Have you noticed how much LSA seaplanes pop up on this website and all over the web and print world? I admit to fascination with the developments these versatile aircraft are bringing to market but my attitude is shared by many others.
For example, I enjoyed reading AOPA journalist Dave Hirschman‘s account of his solo trip crossing the width of the United States in an A5. Read the whole story here. Dave is an excellent writer and an experienced pilot. His account is very positive, yet balanced. Having flown the A5, I found his observations largely matched mine.
However, a problem exists.
As time passed, Icon has steadily raised the price of A5. What started as an affordable seaplane with innovative features has progressed to be an aircraft that even founder Kirk Hawkins agrees can only be bought by rather wealthy owners.
That same scenario can be used for Cirrus Aircraft and its SR20 and SR22 (their most expensive model that accounts for a solid majority of their sales). Each year as deliveries are tallied I am impressed that once again they found hundreds of buyers for a fixed-gear, single-engine airplane with a nearly $1 million price tag. Wealthy buyers obviously exist, but if you are not one, are you locked out of these highly engineered aircraft?
Introducing a Fractional A5
At this summer’s Oshkosh event, Icon announced a new “Managed Fractional Program.” They describe it as one “to allow easier and lower-cost access to A5 ownership.”
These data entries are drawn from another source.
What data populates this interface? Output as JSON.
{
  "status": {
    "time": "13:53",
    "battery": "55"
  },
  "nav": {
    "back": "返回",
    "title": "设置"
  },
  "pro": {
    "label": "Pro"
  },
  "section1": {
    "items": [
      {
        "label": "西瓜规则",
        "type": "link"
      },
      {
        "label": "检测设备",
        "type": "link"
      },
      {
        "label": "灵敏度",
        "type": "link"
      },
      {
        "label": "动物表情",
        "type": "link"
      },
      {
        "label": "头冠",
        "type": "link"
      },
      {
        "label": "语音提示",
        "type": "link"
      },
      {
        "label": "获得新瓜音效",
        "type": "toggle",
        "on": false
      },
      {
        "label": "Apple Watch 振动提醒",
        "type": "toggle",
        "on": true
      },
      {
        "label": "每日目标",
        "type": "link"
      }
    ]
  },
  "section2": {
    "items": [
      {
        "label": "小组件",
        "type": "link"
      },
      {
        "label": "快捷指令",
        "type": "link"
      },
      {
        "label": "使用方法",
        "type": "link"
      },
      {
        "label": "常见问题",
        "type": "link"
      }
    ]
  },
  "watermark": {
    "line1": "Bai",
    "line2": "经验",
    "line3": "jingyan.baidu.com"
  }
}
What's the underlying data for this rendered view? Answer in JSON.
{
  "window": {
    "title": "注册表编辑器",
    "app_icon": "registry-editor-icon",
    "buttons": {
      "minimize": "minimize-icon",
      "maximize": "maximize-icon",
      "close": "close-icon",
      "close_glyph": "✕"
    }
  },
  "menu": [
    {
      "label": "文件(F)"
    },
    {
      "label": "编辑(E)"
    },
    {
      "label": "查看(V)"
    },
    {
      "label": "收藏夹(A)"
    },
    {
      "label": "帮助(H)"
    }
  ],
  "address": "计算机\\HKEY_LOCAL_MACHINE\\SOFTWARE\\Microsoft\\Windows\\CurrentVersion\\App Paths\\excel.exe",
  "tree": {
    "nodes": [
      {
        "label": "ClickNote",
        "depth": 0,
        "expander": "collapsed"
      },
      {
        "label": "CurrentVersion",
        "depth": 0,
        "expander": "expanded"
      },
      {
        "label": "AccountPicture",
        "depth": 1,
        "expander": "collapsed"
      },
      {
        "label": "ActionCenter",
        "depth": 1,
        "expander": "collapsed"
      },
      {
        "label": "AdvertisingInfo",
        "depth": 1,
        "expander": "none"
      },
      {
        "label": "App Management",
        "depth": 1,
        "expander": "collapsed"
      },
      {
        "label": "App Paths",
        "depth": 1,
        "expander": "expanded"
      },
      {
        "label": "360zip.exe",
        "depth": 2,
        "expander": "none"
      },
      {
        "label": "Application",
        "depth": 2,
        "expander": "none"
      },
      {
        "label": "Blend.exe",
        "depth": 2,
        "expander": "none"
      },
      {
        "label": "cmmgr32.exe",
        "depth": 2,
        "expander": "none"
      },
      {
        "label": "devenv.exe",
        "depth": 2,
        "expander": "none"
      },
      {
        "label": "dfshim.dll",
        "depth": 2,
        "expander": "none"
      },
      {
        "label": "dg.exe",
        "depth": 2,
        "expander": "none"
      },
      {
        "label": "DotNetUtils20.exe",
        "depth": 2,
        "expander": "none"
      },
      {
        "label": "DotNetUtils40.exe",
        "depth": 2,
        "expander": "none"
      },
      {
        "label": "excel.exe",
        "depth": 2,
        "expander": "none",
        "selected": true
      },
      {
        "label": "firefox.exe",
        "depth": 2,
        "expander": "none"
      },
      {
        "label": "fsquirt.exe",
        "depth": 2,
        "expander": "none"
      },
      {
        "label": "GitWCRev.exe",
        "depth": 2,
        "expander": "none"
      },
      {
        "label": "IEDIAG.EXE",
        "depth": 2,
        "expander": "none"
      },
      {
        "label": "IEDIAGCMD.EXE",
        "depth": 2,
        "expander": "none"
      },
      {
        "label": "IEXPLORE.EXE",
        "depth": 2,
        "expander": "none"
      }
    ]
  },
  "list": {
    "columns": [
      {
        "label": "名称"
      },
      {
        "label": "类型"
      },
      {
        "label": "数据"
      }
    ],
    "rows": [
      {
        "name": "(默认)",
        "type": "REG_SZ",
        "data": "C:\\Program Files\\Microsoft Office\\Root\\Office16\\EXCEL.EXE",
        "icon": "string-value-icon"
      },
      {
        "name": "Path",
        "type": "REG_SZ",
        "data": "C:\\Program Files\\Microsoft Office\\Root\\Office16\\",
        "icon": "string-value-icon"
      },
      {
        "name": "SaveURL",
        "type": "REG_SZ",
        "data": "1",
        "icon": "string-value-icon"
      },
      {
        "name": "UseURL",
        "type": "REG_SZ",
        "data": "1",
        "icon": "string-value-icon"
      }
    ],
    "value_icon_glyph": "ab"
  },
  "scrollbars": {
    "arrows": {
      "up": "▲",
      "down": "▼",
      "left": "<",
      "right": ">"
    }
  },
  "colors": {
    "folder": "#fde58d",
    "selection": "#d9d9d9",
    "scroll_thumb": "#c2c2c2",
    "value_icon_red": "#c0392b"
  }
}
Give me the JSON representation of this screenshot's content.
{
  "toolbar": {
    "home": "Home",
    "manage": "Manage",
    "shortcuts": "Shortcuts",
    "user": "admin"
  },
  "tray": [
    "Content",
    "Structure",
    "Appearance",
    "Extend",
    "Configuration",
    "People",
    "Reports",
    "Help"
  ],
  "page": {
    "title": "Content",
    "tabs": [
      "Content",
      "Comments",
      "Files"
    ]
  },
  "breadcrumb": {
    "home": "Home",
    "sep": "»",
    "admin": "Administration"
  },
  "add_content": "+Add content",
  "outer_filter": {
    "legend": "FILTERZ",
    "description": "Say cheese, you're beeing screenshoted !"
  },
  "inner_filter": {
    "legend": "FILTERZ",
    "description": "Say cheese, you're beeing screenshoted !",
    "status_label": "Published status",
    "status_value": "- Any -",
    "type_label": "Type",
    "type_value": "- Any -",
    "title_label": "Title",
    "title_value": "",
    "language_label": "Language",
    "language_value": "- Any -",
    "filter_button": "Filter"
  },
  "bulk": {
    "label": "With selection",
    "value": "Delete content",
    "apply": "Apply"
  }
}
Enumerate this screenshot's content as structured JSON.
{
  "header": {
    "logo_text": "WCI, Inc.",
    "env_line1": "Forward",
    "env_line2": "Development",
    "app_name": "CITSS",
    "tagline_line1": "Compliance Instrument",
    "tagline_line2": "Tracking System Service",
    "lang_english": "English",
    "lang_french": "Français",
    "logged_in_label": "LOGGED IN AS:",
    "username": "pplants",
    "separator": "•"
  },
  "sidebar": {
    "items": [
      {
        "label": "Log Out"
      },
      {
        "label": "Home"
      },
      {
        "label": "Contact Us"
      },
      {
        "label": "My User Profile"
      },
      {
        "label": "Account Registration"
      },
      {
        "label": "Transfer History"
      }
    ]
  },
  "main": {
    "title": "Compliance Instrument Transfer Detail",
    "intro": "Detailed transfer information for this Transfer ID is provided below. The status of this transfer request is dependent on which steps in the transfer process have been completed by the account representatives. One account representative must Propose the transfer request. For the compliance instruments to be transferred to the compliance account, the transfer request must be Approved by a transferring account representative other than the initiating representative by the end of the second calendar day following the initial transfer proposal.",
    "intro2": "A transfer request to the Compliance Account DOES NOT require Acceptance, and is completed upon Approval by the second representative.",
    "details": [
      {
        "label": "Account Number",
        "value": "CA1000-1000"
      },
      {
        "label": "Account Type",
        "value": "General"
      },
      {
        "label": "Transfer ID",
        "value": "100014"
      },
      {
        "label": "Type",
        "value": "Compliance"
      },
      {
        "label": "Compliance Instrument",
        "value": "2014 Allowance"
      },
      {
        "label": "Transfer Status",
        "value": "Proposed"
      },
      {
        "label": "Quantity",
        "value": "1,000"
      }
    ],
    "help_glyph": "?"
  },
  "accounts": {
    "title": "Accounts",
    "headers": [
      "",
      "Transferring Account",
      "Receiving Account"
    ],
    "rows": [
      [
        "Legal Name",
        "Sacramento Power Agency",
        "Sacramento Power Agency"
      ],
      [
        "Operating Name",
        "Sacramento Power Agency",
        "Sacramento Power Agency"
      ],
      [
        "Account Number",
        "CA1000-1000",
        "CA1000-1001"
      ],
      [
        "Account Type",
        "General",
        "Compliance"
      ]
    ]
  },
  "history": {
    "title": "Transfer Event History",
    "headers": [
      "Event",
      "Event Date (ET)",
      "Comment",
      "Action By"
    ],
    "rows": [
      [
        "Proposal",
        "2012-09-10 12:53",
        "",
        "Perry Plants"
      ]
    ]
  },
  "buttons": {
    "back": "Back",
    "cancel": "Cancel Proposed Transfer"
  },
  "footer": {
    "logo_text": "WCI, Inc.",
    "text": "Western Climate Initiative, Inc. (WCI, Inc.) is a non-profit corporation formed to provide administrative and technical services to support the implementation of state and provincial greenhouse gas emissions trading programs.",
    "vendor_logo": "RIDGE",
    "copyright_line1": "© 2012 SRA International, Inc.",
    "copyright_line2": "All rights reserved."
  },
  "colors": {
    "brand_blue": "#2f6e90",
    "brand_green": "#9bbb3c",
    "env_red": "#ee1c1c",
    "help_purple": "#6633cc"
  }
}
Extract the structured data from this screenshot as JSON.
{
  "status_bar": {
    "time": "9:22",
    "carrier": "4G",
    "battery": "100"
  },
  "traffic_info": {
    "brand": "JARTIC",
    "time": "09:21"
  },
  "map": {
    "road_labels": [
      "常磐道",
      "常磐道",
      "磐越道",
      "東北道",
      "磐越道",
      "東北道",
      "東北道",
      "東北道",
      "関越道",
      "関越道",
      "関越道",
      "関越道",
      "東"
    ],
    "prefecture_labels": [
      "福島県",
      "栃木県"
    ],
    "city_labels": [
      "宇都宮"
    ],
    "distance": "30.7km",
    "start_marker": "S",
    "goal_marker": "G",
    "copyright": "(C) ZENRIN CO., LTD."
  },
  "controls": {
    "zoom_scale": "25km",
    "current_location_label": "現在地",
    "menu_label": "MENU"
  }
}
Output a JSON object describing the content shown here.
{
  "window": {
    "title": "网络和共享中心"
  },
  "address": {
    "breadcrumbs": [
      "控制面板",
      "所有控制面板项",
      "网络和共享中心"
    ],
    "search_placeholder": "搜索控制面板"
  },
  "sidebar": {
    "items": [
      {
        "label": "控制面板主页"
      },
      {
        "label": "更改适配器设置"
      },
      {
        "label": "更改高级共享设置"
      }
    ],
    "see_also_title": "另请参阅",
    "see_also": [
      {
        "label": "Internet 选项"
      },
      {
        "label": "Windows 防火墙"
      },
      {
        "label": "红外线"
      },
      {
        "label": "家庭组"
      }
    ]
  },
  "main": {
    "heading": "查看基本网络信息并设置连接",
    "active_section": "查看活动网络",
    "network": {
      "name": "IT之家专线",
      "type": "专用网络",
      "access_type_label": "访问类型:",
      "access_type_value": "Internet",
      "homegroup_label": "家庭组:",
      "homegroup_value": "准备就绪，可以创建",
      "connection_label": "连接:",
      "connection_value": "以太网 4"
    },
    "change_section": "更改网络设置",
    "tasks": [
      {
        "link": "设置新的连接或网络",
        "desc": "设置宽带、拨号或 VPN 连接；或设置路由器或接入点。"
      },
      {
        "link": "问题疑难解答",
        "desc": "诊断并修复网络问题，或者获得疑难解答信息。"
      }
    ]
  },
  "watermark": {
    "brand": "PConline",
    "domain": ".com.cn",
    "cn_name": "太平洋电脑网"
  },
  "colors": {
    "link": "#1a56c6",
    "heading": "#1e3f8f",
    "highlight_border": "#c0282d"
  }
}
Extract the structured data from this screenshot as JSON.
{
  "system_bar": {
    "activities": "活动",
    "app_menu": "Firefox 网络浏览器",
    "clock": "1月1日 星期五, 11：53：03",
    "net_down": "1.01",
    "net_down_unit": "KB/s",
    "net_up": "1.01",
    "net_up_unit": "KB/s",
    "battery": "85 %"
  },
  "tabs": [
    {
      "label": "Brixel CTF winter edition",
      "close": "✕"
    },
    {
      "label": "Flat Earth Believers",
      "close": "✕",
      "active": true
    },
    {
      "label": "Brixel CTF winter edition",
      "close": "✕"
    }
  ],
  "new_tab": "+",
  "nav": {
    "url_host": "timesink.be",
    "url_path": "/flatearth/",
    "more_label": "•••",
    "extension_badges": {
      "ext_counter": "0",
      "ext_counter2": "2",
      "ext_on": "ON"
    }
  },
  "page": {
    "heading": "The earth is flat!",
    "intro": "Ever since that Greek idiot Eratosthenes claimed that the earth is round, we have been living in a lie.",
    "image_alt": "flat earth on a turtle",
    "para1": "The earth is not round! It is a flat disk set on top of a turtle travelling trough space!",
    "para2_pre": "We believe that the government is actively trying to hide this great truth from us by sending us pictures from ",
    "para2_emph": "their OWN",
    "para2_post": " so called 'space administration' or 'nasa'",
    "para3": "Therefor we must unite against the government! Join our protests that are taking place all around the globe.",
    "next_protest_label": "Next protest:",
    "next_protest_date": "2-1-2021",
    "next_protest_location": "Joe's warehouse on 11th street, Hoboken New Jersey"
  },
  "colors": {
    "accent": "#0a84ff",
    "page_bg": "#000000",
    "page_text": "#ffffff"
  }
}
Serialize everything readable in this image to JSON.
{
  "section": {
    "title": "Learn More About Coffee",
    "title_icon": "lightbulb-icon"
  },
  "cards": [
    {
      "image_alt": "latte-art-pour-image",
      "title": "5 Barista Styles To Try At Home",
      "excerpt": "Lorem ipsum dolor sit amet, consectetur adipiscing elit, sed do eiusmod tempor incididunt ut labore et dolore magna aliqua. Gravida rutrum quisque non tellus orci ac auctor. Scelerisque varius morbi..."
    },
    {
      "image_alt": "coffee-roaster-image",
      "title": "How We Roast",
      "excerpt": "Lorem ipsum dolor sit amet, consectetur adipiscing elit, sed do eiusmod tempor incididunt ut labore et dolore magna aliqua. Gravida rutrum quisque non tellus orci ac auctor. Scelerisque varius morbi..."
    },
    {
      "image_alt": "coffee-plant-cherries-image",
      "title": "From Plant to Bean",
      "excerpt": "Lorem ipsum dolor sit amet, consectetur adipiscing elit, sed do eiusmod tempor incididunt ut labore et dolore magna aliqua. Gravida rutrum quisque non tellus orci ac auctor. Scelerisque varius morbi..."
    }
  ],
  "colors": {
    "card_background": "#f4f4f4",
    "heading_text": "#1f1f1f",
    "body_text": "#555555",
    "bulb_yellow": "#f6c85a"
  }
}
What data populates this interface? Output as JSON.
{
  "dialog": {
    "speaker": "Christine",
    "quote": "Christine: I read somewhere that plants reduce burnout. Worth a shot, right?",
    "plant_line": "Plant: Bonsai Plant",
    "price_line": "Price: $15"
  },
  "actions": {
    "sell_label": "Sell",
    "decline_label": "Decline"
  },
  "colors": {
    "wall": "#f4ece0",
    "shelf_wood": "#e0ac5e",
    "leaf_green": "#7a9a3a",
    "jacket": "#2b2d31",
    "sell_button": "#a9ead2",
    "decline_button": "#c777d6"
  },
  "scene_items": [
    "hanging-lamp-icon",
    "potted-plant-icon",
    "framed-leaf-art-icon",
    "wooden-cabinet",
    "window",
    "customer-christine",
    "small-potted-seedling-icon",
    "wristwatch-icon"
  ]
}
Icon’s “Fleet Access” program is a full-service sales and aircraft management solution that offers 50% and 25% ownership shares of the A5 and, “unlike many other programs in the industry, will also allow owners to use other shared A5 aircraft in various locations across the U.S. as if they were their own.” This is different than other fractional programs I’ve examined and it provides all scheduled maintenance, storage, insurance, scheduling, dispatch, staging, and more. They can even help with one of their custom designed trailers.
What Icon calls their “beta version” of Fleet Access will launch in Tampa and Miami, Florida; in Los Angeles; and in the San Francisco Bay Area by fall 2018. If it works as they hope, Icon will add “up to six additional expansion sites … through the end of 2019” perhaps including bases in Texas, the Midwest, Southeast, Northeast, Pacific Northwest, and the Great Lakes.
No, this isn’t a partnership program where you have to find several other partners and then administrate the cooperation. That’s a fine idea but it has never become popular as it takes some level of bureaucracy. Icon eliminates that effort by managing the program itself.
So, what will this cost?
A 25% share — probably enough for most pilots I know — will cost $95,000 if you sign up early enough. Add to that a $900 “monthly management fee” that will cover storage, scheduling, and insurance, plus a $75 hourly fee. For many readers, this may still be too much but for some this could be a good option. If t works for you, contact Icon at this email address or call 707-564-4100. Here’s Icon’s dedicated page with more details.
One More Thing
If you feel the fractional program doesn’t work for you, yet you admire what Icon has done …well, one more possibility exists for your involvement.
Can your interest be turned into a money-making proposition? Yes, it can.
You can be an Icon Advocate.
Enroll in their program and refer someone who buys — you could make $10,000. Refer someone who wants to offer A5 flight training, become a Service Provider, or join as a Sales Advocate and you can earn $15,000.
Do this a few times — no limit is imposed on the program — and you might earn enough for your own airplane, though admittedly you’ll have to do this many times to afford your own A5.
While I could wish an A5 hadn’t reached such top-of-the-category pricing*, I do applaud the California company’s effort to cope with their pricing issues and the airplane is indeed a well-thought-out beauty.
Here’s my review of Icon’s A5
* A Carbon Cub isn’t priced much less than an A5 yet has steadily risen to be the top selling Light-Sport Aircraft in America.